The ones in the beginning were fading out, the date written in blue ink providing a stark contrast to the thick yellowed border at the bottom edge of each photo. The terror though, that was still as visceral as I imagine it was the days the pictures were taken.
As I moved through the album, the pictures became clearer, far more of them than I could have imagined, even if I could ever have imagined something like this.
The transition to grainy ink-soaked paper was jarring, a reminder of how angry he had been when his trusty old camera had broken, and replacements were astronomically expensive. We tried to get him one with film, but he was insistent on not being dependent on someone else to make his pictures, why didn’t it occur to us to ask why he didn’t want anyone else to see.
We went together, Jannie, Donnie and me, to get him the digital camera and printer, and while it wasn’t a Polaroid, he was glad for a way to continue his photography. I never did ask him about it, never saw another picture he took outside those ones of us the day we gave it to him. Now I know why.
The newer Polaroid’s hadn’t had a chance to fade yet. I tried to imagine him taking these with the pastel pink camera I bought him at Michaels, when “instant” pictures became the new fad a second time. I felt like a million bucks looking at the smile he had on his face when he unwrapped the box Christmas morning and saw the camera, I had gotten him, now I feel like garbage.

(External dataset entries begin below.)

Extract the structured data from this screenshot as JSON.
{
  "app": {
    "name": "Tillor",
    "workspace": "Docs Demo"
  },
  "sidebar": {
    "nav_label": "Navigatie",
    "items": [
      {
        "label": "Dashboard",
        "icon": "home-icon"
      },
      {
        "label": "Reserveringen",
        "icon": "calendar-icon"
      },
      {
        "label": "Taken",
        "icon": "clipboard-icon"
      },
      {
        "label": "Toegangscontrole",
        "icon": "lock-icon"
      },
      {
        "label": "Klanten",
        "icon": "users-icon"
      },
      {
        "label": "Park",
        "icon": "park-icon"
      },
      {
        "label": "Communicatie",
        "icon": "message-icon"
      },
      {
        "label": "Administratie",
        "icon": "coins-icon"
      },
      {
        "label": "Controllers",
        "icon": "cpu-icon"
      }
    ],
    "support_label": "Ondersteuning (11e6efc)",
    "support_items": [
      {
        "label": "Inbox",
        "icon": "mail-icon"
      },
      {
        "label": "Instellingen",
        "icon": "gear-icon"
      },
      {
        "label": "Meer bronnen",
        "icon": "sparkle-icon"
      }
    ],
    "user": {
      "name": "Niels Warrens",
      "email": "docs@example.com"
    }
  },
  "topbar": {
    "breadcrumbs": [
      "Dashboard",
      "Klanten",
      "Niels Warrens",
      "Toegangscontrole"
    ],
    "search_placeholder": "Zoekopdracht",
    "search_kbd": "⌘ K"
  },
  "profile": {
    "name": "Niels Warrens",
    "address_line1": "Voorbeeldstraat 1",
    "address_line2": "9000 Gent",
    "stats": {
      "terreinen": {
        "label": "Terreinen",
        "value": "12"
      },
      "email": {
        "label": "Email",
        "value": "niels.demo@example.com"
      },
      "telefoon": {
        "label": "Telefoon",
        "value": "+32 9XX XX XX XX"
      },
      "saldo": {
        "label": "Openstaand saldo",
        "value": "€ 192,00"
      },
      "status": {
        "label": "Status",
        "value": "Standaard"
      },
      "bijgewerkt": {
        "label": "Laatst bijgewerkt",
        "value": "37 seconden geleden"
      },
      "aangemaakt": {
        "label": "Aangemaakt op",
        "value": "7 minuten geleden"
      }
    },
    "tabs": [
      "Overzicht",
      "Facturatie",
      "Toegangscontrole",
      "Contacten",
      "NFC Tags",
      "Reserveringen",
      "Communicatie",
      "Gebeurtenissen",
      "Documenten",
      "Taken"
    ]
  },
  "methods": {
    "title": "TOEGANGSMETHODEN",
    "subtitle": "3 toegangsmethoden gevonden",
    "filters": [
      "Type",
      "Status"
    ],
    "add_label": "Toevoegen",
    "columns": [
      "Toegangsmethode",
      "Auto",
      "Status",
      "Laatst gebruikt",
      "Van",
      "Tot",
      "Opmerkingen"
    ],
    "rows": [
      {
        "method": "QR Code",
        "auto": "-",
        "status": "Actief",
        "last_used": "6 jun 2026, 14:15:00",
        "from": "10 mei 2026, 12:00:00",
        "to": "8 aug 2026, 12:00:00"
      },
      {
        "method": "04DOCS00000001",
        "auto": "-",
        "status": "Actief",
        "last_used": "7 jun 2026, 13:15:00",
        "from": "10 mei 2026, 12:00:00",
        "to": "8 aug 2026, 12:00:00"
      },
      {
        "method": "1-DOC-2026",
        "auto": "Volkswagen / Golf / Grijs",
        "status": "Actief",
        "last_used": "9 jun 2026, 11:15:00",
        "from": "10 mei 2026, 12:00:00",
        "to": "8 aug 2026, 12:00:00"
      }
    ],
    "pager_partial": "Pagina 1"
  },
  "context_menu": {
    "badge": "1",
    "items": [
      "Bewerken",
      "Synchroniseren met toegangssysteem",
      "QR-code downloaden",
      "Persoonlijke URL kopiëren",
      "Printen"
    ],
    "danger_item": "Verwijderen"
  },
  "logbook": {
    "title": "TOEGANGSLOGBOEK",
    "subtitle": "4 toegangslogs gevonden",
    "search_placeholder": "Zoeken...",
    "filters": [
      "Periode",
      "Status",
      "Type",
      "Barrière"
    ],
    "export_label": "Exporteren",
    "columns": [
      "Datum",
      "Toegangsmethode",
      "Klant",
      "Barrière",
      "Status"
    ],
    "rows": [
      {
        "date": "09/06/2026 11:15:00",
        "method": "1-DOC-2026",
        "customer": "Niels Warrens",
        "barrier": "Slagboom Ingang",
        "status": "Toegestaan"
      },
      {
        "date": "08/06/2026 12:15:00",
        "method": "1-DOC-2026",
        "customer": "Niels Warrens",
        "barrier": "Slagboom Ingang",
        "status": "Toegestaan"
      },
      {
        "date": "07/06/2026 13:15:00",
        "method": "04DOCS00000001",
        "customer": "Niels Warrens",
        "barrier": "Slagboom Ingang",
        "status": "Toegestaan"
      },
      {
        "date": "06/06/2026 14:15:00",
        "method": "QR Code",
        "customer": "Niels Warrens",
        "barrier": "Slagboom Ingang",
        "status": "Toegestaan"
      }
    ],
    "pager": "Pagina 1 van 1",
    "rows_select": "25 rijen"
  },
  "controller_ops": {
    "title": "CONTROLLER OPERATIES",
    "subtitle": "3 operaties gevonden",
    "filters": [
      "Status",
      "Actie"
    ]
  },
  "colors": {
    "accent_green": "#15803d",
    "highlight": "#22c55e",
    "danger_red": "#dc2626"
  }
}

As much as I tried to deny that he did this, was a part of this, evidence to the contrary hit me page after page. A two year gap in dates during his recovery, the barely legible scrawl that followed when he still had weakness in his left arm, and the sharpening penmanship as he fought his way back to full mobility.
I remember thinking how strong he was in the face of the stroke, how determined he was to recover, and I thought it was for all of us, so we didn’t lose him, but he probably wasn’t thinking about us at all.
Another few years and the writing starting going downhill again, the last photo was dated a week before we first brought up the subject of a nursing home. I thought he was being stubborn when he resisted over a year, but looking at the basement in the background, it must have taken him almost that long to get rid of the evidence in the condition that he was in. I always thought it was strange that he put so much work into it for a place he was soon to be leaving, but I thought he was in denial. He wasn’t though, it was all calculated, every bit of it.
I closed the album, and looked at the fire. What do I do now? Do I heed his wishes, and toss it?
I wished more than anything that I had listened to those last gasping words he said on his deathbed, that I had thrown it out without looking, or that I had ignored him entirely, dismissing the instructions as a product of the dementia, but I hadn’t, and now I had a choice to make.
This could give a lot of people closure, but at what cost? He wouldn’t suffer for it, he was gone. It would be me, and Jannie, and Donnie who paid the price. It would be my son, my daughter who was six months along with her first, so her son too.
I found myself on the stool in the closet, tucking the album back into the attic, before I had even really thought about what I was doing, but I couldn’t bring myself to pull it back down, not now, maybe not ever.
I closed up the attic, and swept up the stray bits of insulation from the closet floor like I was trying to sweep away the memories of what I had seen. I didn’t have to make a choice on what to do with it today, but until I did, there would always be a small part of me thinking about the album in the attic, and my father’s last words, “pictures…. attic…. burn them…. don’t look.”